#### WHAT IS REQUIRED:
Scan the entries below for the word "author", then copy each line that holds it.

#### PROVIDED ENTRIES:

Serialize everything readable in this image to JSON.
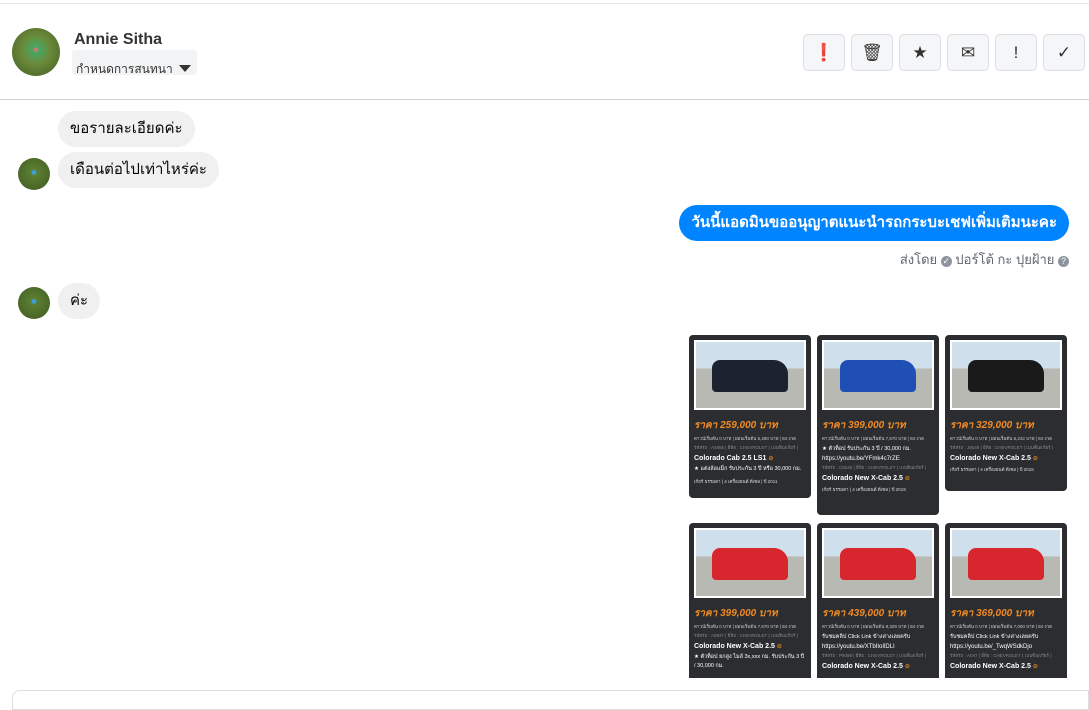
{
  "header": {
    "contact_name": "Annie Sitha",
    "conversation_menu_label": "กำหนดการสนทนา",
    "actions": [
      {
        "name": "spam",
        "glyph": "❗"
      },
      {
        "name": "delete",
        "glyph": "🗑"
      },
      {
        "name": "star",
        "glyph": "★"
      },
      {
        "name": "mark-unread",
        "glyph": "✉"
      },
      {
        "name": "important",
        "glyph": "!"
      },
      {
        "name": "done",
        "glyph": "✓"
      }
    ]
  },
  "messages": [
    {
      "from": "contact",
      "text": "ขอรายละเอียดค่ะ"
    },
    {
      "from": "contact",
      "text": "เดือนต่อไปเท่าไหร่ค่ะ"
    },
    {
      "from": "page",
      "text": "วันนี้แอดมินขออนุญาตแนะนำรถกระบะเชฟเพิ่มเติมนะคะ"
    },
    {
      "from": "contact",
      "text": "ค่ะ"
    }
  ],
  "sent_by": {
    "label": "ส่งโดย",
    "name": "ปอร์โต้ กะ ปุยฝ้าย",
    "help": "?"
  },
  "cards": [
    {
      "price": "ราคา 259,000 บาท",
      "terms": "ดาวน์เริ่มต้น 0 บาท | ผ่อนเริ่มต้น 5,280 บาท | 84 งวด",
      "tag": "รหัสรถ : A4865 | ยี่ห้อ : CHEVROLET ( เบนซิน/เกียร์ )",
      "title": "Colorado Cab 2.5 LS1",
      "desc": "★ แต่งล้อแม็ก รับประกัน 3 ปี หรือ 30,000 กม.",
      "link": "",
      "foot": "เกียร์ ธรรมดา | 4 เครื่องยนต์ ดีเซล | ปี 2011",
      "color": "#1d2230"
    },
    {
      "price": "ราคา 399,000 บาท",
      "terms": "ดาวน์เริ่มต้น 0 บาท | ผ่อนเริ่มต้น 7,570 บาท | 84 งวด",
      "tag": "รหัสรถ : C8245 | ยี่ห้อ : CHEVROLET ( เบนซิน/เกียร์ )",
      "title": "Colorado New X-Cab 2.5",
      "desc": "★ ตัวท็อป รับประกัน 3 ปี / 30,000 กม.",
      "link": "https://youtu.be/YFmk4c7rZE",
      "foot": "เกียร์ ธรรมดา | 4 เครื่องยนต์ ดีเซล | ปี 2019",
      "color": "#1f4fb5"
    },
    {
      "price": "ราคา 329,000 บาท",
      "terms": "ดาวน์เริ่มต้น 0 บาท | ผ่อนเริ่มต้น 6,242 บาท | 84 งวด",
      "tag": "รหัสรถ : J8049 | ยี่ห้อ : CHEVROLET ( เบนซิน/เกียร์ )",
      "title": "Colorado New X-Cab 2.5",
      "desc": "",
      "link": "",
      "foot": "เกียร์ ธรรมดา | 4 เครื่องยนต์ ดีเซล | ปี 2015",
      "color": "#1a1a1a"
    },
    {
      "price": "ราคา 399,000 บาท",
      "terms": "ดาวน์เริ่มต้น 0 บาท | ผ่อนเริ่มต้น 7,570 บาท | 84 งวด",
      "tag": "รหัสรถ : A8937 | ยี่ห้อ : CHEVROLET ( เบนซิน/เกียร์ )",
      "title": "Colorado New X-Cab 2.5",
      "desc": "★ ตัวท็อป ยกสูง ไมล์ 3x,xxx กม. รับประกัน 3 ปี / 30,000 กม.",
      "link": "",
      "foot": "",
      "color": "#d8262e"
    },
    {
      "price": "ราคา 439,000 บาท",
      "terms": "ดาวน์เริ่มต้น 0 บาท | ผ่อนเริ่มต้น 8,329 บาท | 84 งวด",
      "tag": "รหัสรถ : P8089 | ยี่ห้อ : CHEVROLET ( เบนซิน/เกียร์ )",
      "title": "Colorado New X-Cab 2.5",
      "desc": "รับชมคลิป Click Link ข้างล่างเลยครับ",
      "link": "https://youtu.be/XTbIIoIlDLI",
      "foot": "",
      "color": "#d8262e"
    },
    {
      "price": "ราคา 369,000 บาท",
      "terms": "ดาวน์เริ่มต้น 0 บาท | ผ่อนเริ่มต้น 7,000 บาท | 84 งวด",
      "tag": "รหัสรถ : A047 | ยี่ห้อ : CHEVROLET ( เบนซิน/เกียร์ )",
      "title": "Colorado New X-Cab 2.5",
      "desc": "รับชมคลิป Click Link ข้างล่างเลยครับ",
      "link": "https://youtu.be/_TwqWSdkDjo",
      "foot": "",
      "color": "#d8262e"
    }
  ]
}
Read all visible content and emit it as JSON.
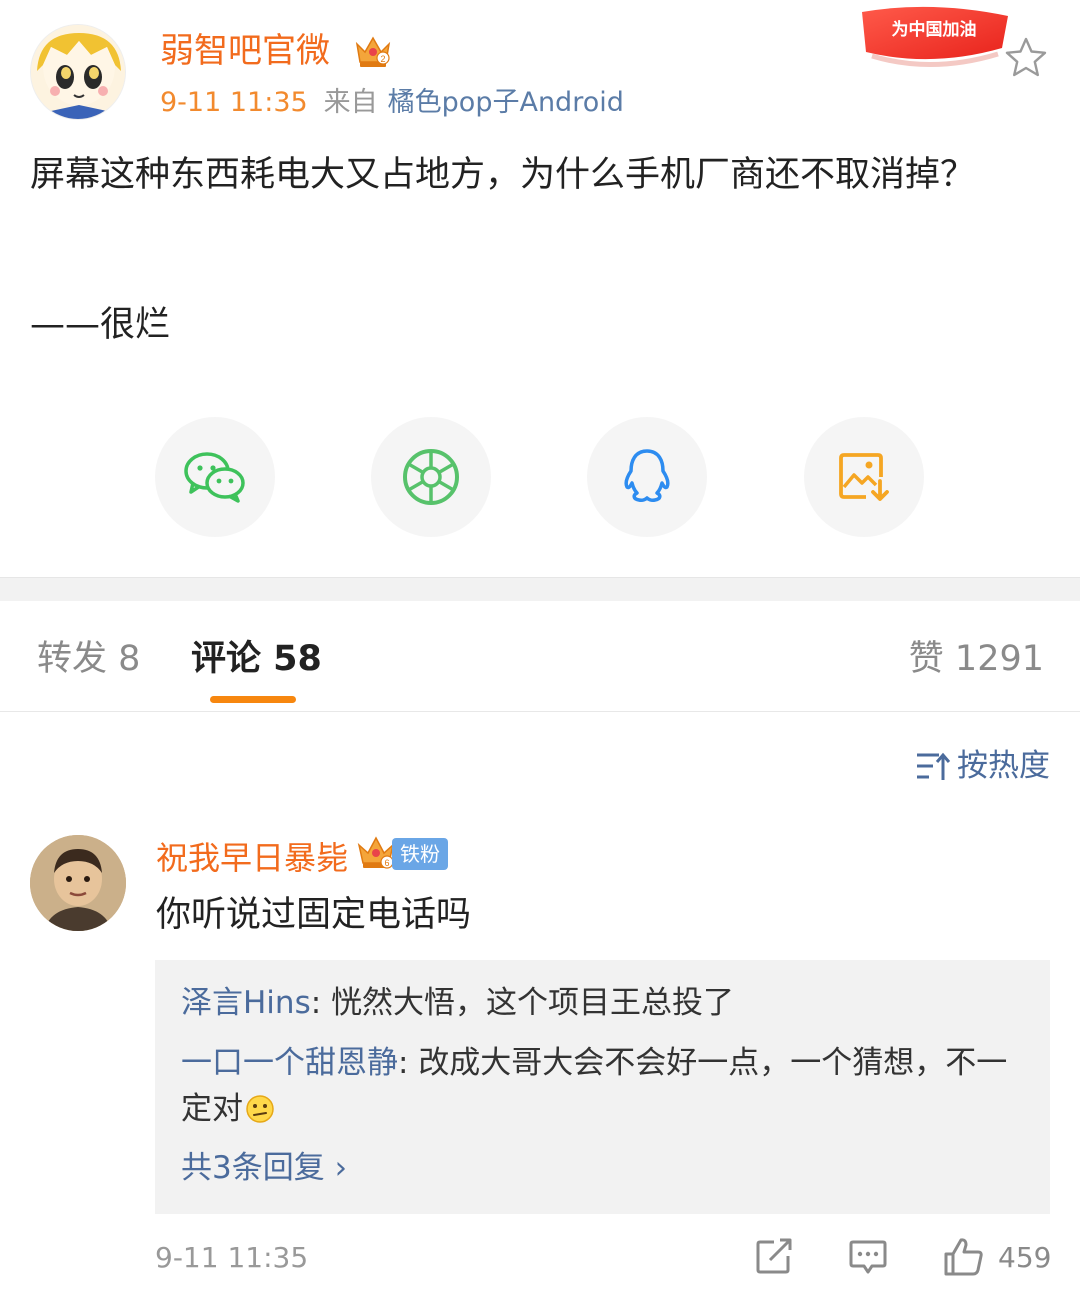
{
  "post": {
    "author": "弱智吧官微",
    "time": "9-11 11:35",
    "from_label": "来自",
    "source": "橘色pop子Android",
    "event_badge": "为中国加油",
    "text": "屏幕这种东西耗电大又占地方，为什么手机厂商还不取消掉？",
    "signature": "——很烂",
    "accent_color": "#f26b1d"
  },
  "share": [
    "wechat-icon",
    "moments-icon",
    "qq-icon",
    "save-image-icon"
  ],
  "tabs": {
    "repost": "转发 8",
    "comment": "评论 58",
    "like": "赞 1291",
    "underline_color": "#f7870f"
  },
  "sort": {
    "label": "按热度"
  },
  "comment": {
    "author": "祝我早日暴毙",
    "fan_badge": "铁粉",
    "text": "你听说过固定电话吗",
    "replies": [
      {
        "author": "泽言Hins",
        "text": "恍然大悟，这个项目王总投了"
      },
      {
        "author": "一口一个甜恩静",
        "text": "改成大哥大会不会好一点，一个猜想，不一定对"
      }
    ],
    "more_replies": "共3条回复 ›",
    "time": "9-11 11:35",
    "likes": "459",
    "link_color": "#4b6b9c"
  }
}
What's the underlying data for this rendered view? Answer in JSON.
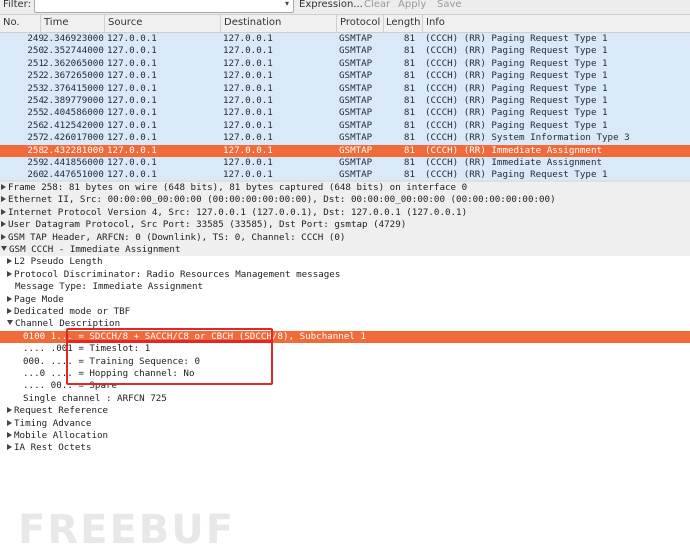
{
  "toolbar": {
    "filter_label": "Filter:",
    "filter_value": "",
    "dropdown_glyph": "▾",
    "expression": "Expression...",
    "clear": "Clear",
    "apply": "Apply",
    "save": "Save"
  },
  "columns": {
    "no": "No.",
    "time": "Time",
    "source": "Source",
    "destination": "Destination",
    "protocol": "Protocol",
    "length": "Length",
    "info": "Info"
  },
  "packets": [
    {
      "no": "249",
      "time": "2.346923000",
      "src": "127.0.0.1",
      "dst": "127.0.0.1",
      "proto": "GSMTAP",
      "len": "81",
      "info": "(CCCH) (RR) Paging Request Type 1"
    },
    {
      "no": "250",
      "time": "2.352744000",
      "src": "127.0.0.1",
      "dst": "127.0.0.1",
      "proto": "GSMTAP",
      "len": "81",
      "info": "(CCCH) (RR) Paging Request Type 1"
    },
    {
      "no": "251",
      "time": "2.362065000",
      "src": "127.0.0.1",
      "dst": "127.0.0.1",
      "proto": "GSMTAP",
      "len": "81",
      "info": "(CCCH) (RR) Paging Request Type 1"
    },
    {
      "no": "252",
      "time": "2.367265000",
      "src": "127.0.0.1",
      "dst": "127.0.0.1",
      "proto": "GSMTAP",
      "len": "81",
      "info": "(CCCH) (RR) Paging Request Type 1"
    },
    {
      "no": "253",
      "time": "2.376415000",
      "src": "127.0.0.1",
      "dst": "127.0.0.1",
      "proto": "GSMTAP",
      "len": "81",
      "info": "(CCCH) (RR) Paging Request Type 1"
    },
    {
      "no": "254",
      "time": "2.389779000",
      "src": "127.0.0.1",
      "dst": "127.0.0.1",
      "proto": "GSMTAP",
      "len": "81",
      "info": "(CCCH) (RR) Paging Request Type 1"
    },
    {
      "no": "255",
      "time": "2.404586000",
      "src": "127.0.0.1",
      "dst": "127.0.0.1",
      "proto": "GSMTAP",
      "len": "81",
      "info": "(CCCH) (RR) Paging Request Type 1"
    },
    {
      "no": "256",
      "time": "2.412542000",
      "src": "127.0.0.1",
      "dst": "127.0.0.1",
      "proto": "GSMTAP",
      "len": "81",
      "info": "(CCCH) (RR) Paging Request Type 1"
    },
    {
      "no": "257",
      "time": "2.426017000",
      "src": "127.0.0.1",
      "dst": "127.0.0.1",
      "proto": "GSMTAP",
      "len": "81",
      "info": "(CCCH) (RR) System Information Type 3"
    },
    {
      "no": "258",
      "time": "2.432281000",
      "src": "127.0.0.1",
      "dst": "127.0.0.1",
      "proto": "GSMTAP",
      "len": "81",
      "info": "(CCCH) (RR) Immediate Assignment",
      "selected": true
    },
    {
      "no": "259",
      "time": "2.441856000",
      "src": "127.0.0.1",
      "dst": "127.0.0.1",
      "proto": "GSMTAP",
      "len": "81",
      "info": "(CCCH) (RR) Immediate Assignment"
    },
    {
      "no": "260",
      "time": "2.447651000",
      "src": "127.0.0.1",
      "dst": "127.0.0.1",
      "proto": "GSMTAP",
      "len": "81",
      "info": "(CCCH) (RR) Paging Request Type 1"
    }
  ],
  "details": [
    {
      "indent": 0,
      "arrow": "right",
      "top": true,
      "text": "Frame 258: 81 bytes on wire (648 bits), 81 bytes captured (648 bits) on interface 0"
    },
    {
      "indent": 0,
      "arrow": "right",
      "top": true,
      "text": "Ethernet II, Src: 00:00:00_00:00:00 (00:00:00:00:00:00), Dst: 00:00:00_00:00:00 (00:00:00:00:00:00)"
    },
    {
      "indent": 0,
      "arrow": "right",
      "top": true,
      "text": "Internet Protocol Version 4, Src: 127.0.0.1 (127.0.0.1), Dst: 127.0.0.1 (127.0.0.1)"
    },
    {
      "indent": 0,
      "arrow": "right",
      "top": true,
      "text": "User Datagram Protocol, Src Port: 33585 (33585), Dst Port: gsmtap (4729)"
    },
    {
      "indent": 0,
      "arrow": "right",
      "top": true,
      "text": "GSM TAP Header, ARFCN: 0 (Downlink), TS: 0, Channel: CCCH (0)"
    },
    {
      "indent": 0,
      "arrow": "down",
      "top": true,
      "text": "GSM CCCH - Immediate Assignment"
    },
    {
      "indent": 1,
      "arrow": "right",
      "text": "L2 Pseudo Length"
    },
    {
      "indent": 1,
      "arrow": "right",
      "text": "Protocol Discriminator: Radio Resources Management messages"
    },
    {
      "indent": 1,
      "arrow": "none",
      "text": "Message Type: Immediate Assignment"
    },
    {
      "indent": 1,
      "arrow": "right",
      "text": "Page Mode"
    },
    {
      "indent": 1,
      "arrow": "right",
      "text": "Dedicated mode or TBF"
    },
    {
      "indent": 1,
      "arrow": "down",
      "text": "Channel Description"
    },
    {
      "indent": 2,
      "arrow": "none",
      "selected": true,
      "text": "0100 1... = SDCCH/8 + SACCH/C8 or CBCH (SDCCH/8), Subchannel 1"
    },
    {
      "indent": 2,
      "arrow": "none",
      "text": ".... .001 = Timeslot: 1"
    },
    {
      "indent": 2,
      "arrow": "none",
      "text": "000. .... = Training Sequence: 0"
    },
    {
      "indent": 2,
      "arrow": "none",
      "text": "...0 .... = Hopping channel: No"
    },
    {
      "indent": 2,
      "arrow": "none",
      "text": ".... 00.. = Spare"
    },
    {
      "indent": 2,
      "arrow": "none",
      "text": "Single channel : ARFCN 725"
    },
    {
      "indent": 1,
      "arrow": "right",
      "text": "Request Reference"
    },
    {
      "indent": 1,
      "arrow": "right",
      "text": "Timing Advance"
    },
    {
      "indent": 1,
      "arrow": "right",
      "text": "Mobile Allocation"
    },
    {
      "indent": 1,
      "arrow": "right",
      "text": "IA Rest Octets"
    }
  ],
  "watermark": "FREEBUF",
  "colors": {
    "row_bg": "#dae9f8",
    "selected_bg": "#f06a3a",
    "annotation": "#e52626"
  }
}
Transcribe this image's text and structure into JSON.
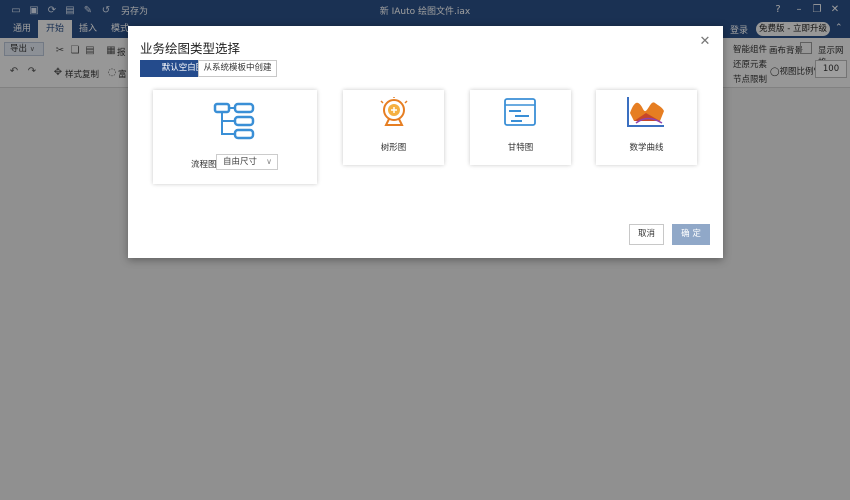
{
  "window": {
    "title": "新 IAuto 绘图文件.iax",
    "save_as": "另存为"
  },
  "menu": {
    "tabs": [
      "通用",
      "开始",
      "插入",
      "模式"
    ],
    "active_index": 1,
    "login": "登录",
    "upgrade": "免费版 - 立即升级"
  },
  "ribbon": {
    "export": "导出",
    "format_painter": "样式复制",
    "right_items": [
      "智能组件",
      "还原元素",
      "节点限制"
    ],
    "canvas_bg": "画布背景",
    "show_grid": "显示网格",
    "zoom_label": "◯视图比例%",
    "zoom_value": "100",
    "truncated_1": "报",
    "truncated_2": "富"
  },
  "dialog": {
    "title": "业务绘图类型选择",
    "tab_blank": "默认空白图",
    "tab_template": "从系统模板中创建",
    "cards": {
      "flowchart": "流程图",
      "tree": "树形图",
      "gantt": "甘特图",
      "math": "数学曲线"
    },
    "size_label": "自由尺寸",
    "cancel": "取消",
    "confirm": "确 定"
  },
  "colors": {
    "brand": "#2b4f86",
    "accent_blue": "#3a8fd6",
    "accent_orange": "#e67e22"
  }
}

#### OUTPUT FOR THIS TASK:
    "author": "弱智吧官微",
    "author": "祝我早日暴毙",
        "author": "泽言Hins",
        "author": "一口一个甜恩静",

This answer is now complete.